When Cain surged to a more prominent place in the Republican field and discussion of his "9-9-9" tax plan began surfacing, I, along with various others in my field, started getting phone calls from the press about it.
To be honest, I found it hard to focus seriously on the plan. With finite time available, a book I am trying to write, etcetera, I am often reluctant to spend a lot of time learning the details of tax proposals - not just by temporarily high-flying candidates, but also by presidential administrations and Congressional leaders - when I suspect, as frequently and with good justification I do, that they are neither well-designed enough to be of any intellectual interest nor likely enough to be enacted to have any real practical interest.
Nonetheless, I suppose a mea culpa is in order on this score, given that those of us in the tax policy biz have professional responsibilities to communicate with the public when issues in our domain reach the front burner. Thus, I am grateful to Ed Kleinbard for thoroughly analyzing the 9-9-9 plan here, and to Bruce Bartlett for doing so here.
One thing I hope I can contribute here, however, is a more succinct version of some of their key conclusions - Kleinbard's in particular, as Bartlett focuses much of his attention on Cain's apparent long-term plan to replace "9-9-9" with a national sales tax, a proposal that Bartlett has done an excellent job critiquing, such as here.
The really comical thing about Cain's 9-9-9 plan is how much it is a product of silly optics. As Kleinbard shows, it essentially amounts to a 27 percent flat tax on wages that is reduced to 18 percent for owner-employees who have enough liquidity not to need to pay themselves an explicit and observable arm's length wage.
There often is debate about whether, if we went the national consumption tax route, a value-added tax (VAT) or retail sales tax (RST) would be better. I regard the two taxes as in principle identical except that a VAT has better enforcement potential. Cain, however, has both in his plan. The business tax, his second "9," is in the main a VAT, apart from a few odd features such as its making dividends deductible. And Cain's third "9" is explicitly an RST.
Why on earth would you have both a VAT and an RST? I think the reason is that 9-9 sounds better than 18. You get the illusion that the taxes are more different than they actually are. Moreover, each, considered in isolation, seems low.
Along these lines, I have a great idea to eliminate the 35 percent individual income tax rate without losing progressivity or revenue. Here's the plan: replace the 35 percent annual income tax with a 3-3-3-3-3-3-3-3-3-3-3-3 monthly tax on annual income. After all, who's counting if the 12 monthly taxes actually add up to 36 percent annually?
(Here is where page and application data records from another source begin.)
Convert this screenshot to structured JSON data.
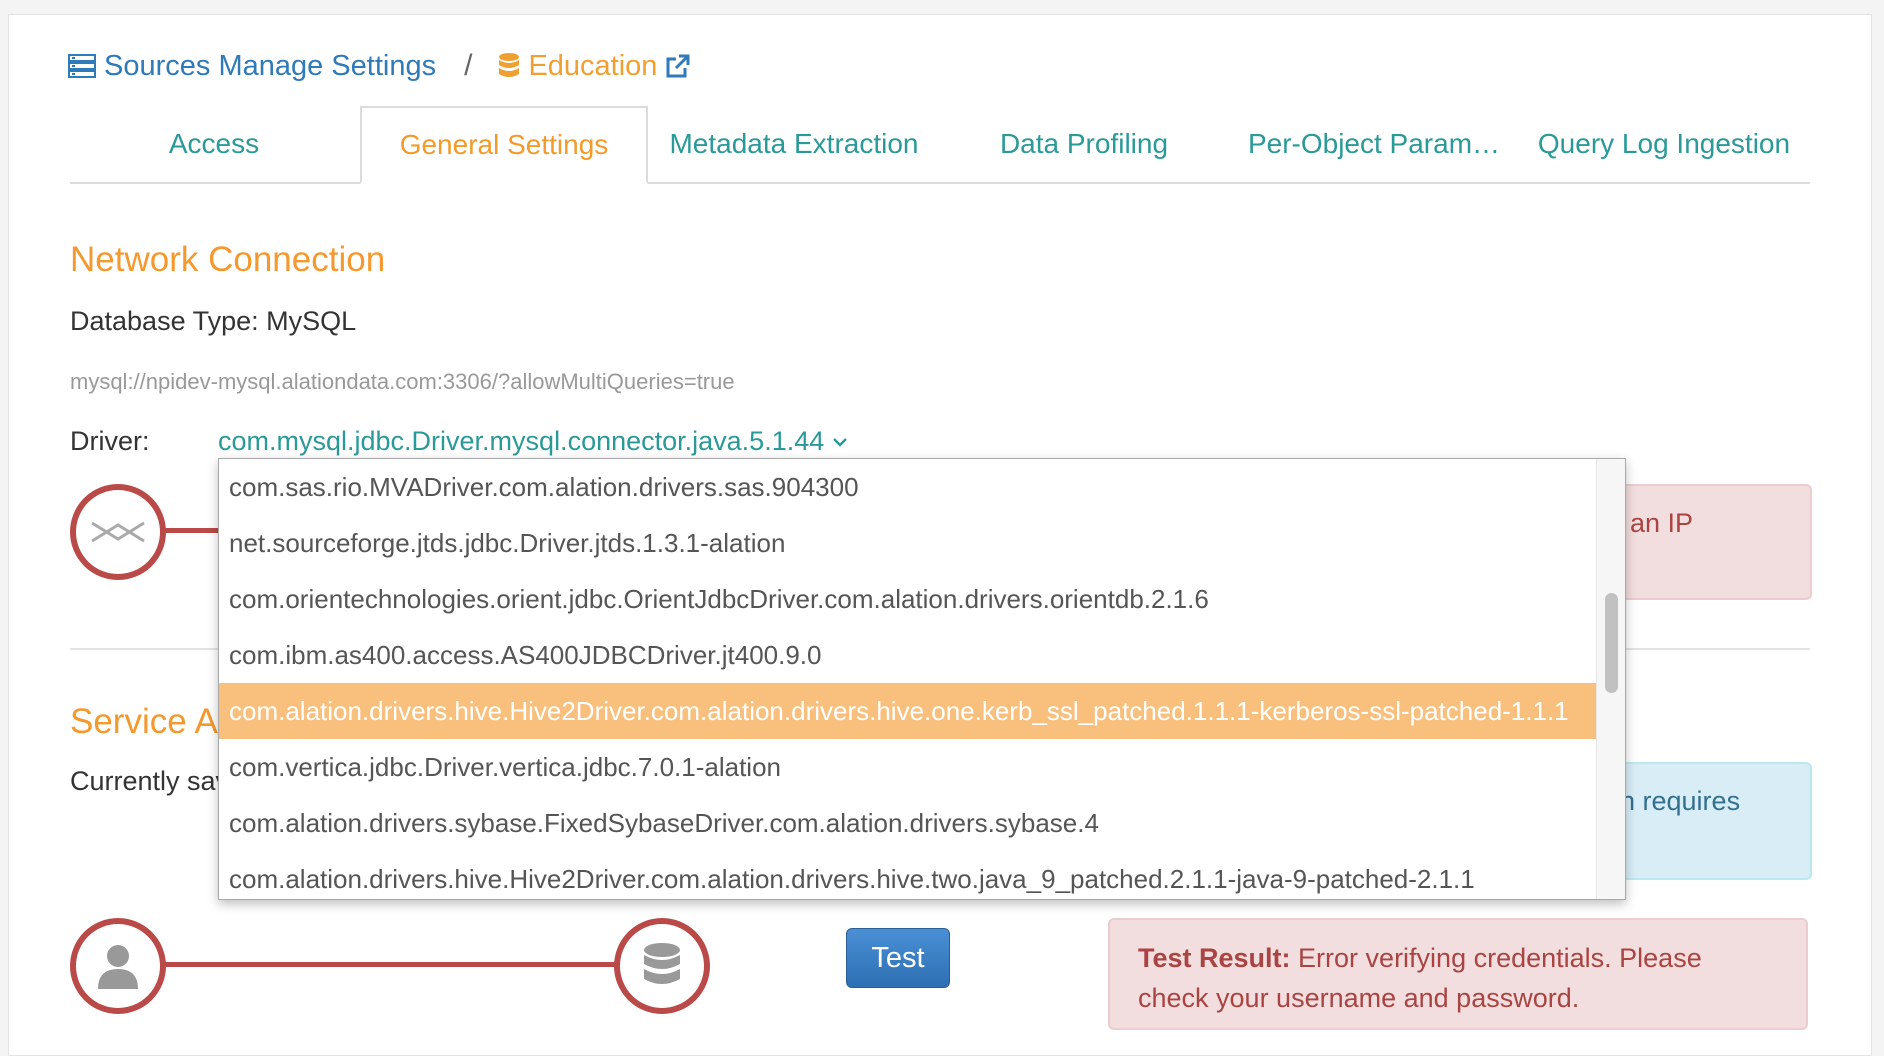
{
  "breadcrumb": {
    "sources_label": "Sources Manage Settings",
    "separator": "/",
    "current_label": "Education"
  },
  "tabs": [
    {
      "label": "Access",
      "active": false
    },
    {
      "label": "General Settings",
      "active": true
    },
    {
      "label": "Metadata Extraction",
      "active": false
    },
    {
      "label": "Data Profiling",
      "active": false
    },
    {
      "label": "Per-Object Param…",
      "active": false
    },
    {
      "label": "Query Log Ingestion",
      "active": false
    }
  ],
  "network": {
    "heading": "Network Connection",
    "db_type": "Database Type: MySQL",
    "url": "mysql://npidev-mysql.alationdata.com:3306/?allowMultiQueries=true",
    "driver_label": "Driver:",
    "driver_value": "com.mysql.jdbc.Driver.mysql.connector.java.5.1.44",
    "alert_partial": "an IP"
  },
  "service": {
    "heading": "Service Ac",
    "currently": "Currently sav",
    "alert_partial": "n requires"
  },
  "test": {
    "button_label": "Test",
    "result_label": "Test Result:",
    "result_message": "Error verifying credentials. Please check your username and password."
  },
  "driver_options": [
    "com.sas.rio.MVADriver.com.alation.drivers.sas.904300",
    "net.sourceforge.jtds.jdbc.Driver.jtds.1.3.1-alation",
    "com.orientechnologies.orient.jdbc.OrientJdbcDriver.com.alation.drivers.orientdb.2.1.6",
    "com.ibm.as400.access.AS400JDBCDriver.jt400.9.0",
    "com.alation.drivers.hive.Hive2Driver.com.alation.drivers.hive.one.kerb_ssl_patched.1.1.1-kerberos-ssl-patched-1.1.1",
    "com.vertica.jdbc.Driver.vertica.jdbc.7.0.1-alation",
    "com.alation.drivers.sybase.FixedSybaseDriver.com.alation.drivers.sybase.4",
    "com.alation.drivers.hive.Hive2Driver.com.alation.drivers.hive.two.java_9_patched.2.1.1-java-9-patched-2.1.1"
  ],
  "selected_option_index": 4,
  "colors": {
    "accent_orange": "#f5982e",
    "teal_link": "#2a9a98",
    "blue_link": "#2f7ab8",
    "danger": "#b94a48",
    "selected_row": "#f9c07d"
  }
}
Cain's first "9," of course, is the wage tax on individuals. Again, this is only for people who have to take their labor income in the form of wages because they are not owner-employees who can simply omit the step of paying a wage from their left pocket (the business) to their right pocket (the self-employed worker) - an omission that presumably requires sufficient liquidity to pay one's consumer bills with cash already on hand. But since (as Kleinbard shows) a wage tax is in the long run equivalent to a consumption tax apart from the undermeasurement of owner-employees' true economic wages, we end up with what is really a 27 percent / 18 percent consumption or wage tax, with the lower rate going to the self-employed, but, again, only insofar as they have the liquidity not to need to extract from their businesses the full economic wage. And this is not merely deferral, since in the long run you can simply sell the business and derive capital gain that the 9-9-9 plan would exempt.
As Kleinbard notes, Cain would impose a huge tax increase on lower-income and middle-class Americans, who would lose the benefit of lower income tax rate brackets, including the effective zero bracket that results from personal exemptions and the standard deduction. (To be sure, the payroll tax is first-dollar, but its rate is well below 27 percent even if one counts all of the employer / employee and Social Security / Medicare pieces.) So on the bottom end Cain's plan is shockingly regressive. Even his beau ideal the FAIR tax generally has a universal "prebate" in the amount of estimated poverty-level consumption expenditures.
As for imposing a lower tax rate on highly liquid owner-employees than on those whose work situation requires the payment of an observable arm's length wage, this in practice means that we don't even have a flat rate system, but one in which the rich will frequently pay a lower rate than anyone else. Although the high-end lower rate may in part reflect mere confusion and inadvertence, I am reminded of the gabelle - that is, the salt tax in pre-French Revolutionary France from which nobles and the clergy were exempted.